:: Assignment ::
Look through the records below and collect all lines that hold the string "icon".

---*---

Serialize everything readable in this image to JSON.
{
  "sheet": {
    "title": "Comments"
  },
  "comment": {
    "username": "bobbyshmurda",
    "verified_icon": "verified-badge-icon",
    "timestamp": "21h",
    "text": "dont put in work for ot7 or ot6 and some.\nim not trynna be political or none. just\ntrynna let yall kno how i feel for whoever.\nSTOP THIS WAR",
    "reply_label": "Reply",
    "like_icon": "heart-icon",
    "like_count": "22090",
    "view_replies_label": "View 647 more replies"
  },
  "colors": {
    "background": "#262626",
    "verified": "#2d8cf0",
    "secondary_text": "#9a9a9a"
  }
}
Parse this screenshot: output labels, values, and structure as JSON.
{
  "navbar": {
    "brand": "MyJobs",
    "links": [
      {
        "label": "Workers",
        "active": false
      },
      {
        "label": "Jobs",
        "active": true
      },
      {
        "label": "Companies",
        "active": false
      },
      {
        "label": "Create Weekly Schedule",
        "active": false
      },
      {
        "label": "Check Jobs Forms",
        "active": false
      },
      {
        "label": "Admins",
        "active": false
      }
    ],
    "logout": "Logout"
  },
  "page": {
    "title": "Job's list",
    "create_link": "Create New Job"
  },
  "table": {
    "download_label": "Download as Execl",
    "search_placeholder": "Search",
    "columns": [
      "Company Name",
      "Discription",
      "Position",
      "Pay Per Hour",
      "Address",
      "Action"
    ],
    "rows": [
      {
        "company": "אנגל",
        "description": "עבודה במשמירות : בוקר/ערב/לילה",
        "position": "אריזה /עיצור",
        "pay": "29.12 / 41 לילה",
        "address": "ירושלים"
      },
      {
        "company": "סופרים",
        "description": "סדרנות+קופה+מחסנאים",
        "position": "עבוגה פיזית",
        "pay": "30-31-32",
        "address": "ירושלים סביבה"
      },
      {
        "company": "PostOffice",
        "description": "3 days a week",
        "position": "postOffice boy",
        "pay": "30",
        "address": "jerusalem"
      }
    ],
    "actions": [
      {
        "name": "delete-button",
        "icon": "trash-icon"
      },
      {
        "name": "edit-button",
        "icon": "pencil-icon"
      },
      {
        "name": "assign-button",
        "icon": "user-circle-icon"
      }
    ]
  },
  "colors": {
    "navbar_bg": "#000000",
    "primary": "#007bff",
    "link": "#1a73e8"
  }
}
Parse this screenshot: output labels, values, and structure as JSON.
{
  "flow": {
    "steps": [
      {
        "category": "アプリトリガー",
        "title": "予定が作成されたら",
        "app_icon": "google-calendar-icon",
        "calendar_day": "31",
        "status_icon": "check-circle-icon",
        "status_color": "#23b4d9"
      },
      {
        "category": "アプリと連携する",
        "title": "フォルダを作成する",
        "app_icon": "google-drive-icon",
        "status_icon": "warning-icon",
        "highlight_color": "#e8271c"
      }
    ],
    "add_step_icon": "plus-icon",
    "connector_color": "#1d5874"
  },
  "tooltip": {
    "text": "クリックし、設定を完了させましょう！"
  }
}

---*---

:: Output of the exercise ::
    "verified_icon": "verified-badge-icon",
    "like_icon": "heart-icon",
        "icon": "trash-icon"
        "icon": "pencil-icon"
        "icon": "user-circle-icon"
        "app_icon": "google-calendar-icon",
        "status_icon": "check-circle-icon",
        "app_icon": "google-drive-icon",
        "status_icon": "warning-icon",
    "add_step_icon": "plus-icon",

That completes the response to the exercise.